~Stevie Nicks, The Source, 1981

"I will tell you that the blue lamp was the beginning of the Bella Donna album. Because my mom bought me this incredible blue lamp, about six years ago, and I *did* carry it home, on an airplane... they weren't gonna let me take this lamp on, and I said 'then run over me. With the lamp.' So that light that I talked about came from here [Phoenix]. My mother *loves* the fact that it came from here!" [laughs]
~Stevie Nicks, after performing Blue Lamp live, Phoenix, AZ 1981

[On her bedroom] "Yes, it is. It's fabulous, not because there's a lot of expensive stuff in it but because of all the neat stuff I've collected since I was in high school. There's a lamp that my mom bought for me when I first joined Fleetwood Mac. It's a blue Tiffany lamp, dark blue, and it's called the Blue Lamp."
~Stevie Nicks, Rolling Stone, September 22, 1994

[In response to a fan asking "what the deal was" with the Blue Lamp] "The Blue Lamp is a real Tiffany lamp... it was the first night after I joined Fleetwood Mac, my mom bought that lamp for me. So it was the first really beautiful thing that I got. And it was from her, and I ended up carrying it back from Phoenix to Los Angeles on the plane and they didn't want to let me on the plane with this blue lamp, and I said, 'well, then you're going to have to run over me, 'cause we're not going without the lamp.' [audience laughs] So the blue lamp became, like, this, you know... it still sits right in my living room in Phoenix; it's a beautiful lamp, and people write songs about it, and people walk in the house and say, 'oh, that's the blue lamp," like you just said, you know. So yeah... it really exists. It's really a lamp."
~Stevie Nicks, VH1 Storytellers, 1998

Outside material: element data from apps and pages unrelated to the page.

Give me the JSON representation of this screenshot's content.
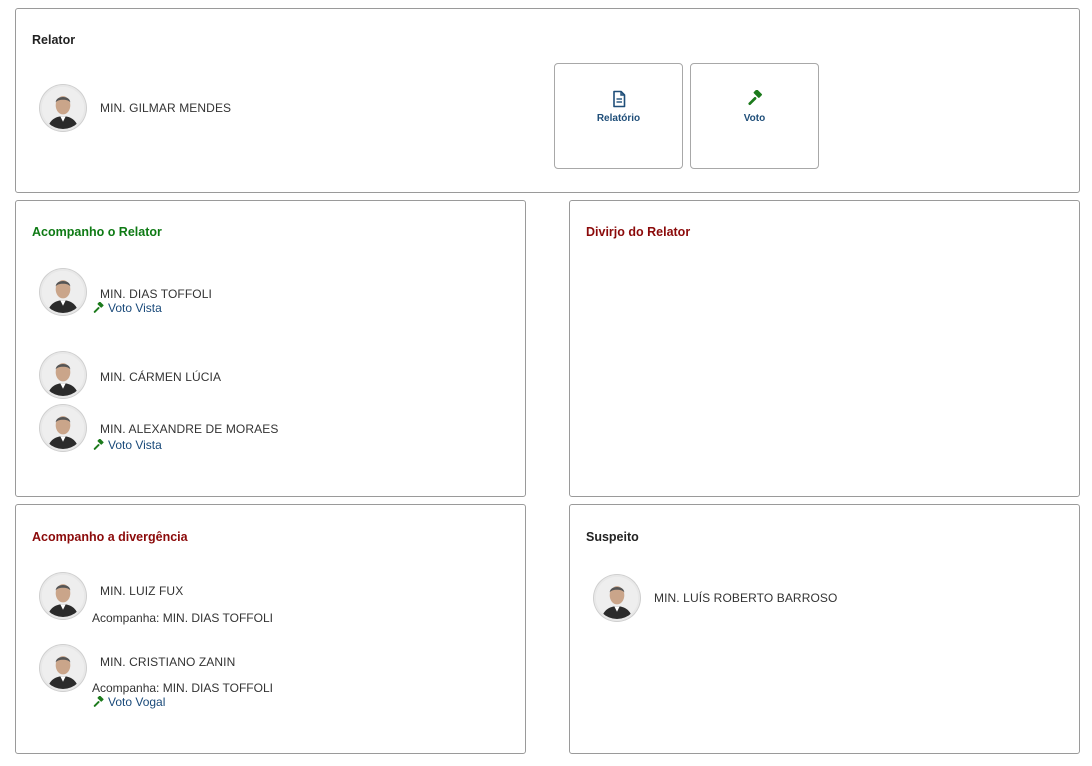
{
  "relator": {
    "title": "Relator",
    "minister": "MIN. GILMAR MENDES",
    "buttons": [
      {
        "label": "Relatório",
        "icon": "document-icon"
      },
      {
        "label": "Voto",
        "icon": "gavel-icon"
      }
    ]
  },
  "acompanho_relator": {
    "title": "Acompanho o Relator",
    "members": [
      {
        "name": "MIN. DIAS TOFFOLI",
        "link": "Voto Vista"
      },
      {
        "name": "MIN. CÁRMEN LÚCIA"
      },
      {
        "name": "MIN. ALEXANDRE DE MORAES",
        "link": "Voto Vista"
      }
    ]
  },
  "divirjo": {
    "title": "Divirjo do Relator"
  },
  "acompanho_divergencia": {
    "title": "Acompanho a divergência",
    "members": [
      {
        "name": "MIN. LUIZ FUX",
        "follows": "Acompanha: MIN. DIAS TOFFOLI"
      },
      {
        "name": "MIN. CRISTIANO ZANIN",
        "follows": "Acompanha: MIN. DIAS TOFFOLI",
        "link": "Voto Vogal"
      }
    ]
  },
  "suspeito": {
    "title": "Suspeito",
    "minister": "MIN. LUÍS ROBERTO BARROSO"
  },
  "colors": {
    "green_heading": "#0e7a14",
    "red_heading": "#8b0a0a",
    "link": "#1a4a7a",
    "gavel": "#1c7a1c",
    "button_text": "#1f4e79"
  }
}
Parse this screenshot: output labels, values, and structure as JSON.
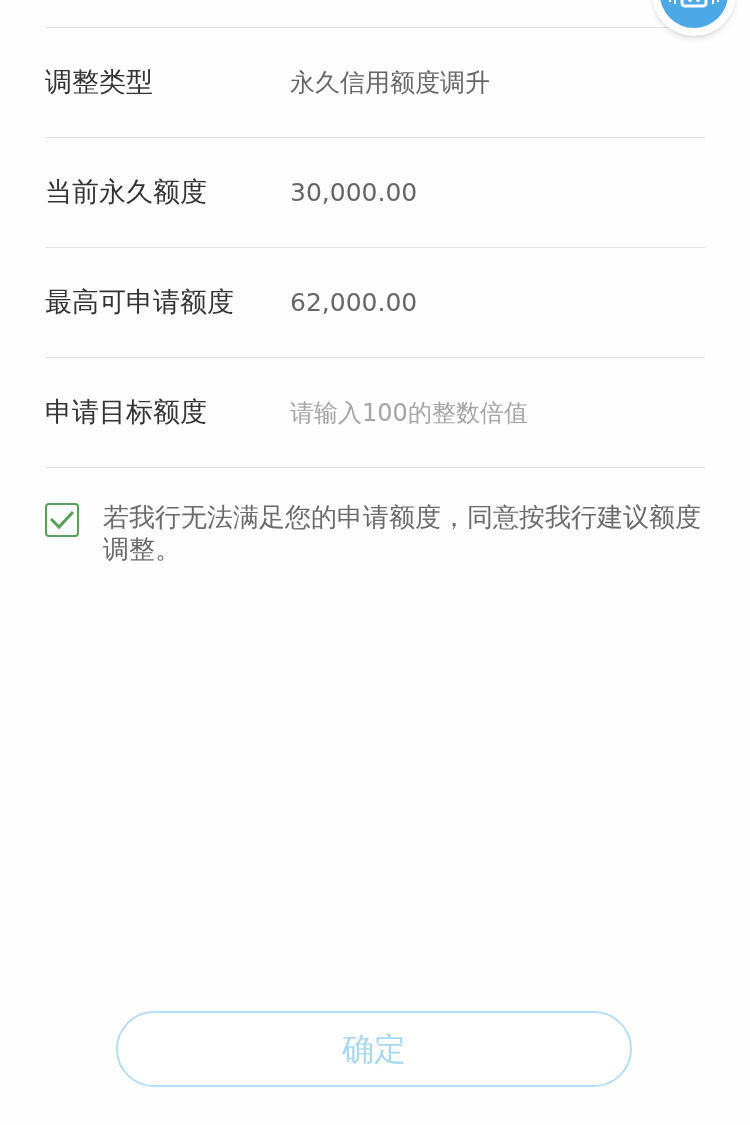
{
  "rows": [
    {
      "kind": "value",
      "label": "调整类型",
      "value": "永久信用额度调升"
    },
    {
      "kind": "value",
      "label": "当前永久额度",
      "value": "30,000.00"
    },
    {
      "kind": "value",
      "label": "最高可申请额度",
      "value": "62,000.00"
    },
    {
      "kind": "input",
      "label": "申请目标额度",
      "placeholder": "请输入100的整数倍值"
    }
  ],
  "agreement": {
    "checked": true,
    "text": "若我行无法满足您的申请额度，同意按我行建议额度调整。"
  },
  "confirm_button": {
    "label": "确定",
    "disabled": true
  }
}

"I need to hear more echoey stuff on the piano, you guys...I mean, just snow and any...make it sound know...just as *weird* as possible, because that's what...ya know...because it's like such an an old Dickens character walking around going "could you give me a dime?"
~Stevie Nicks working through a very early demo of Blue Lamp


"Gold and Braid, another song on Enchanted, is an unreleased track from my Bella Donna sessions, and it's about Lindsey wanting more from me in our relationship. But wanting to know everything about someone, which goes hand in hand with being in love, was never something I've ever wanted to share with anybody. Professionally, everybody always wanted me to be their idea of what I should be. I'd flat out look at people and say, 'You know I'm not gonna do what you want, so why do you bother?'"
~Stevie Nicks, Billboard, April 1998


"Jimmy Iovine brought me this song, written by Warren Zevon. I think Jimmy and I were fighting, and for some reason... I wasn't in a very "reconsider me" state of mind. I don't think Jimmy ever forgave me for not trusting his judgment... so, Jimmy, here it is, little one. Better late than never. And yes, Don Henley IS singing with me. (And Warren, thank you...)"
~Stevie Nicks, Enchanted liner notes/booklet, 1998

"When Jimmy [Iovine] brought me the song, he thought it was going to be a key song in my career, like a second 'Stop Draggin' My Heart Around.' But we got in a big fight because I really don't like to do other people's songs that often. That's why I write my own songs. I was pretty crazy at that point in my life, and you couldn't tell me anything. And I said to him, 'I would never say the words "reconsider me" to somebody. I would never ask somebody to reconsider loving me.' Well, he thought that was the biggest bunch of crap he'd ever heard; so we had a big fight about it, and that's just about the last time Jimmy and I ever worked together. But all these years later, I'm not uptight about it anymore. I'm delighted to be doing Warren's song now."
~Stevie Nicks, San Jose Mercury News, 7-98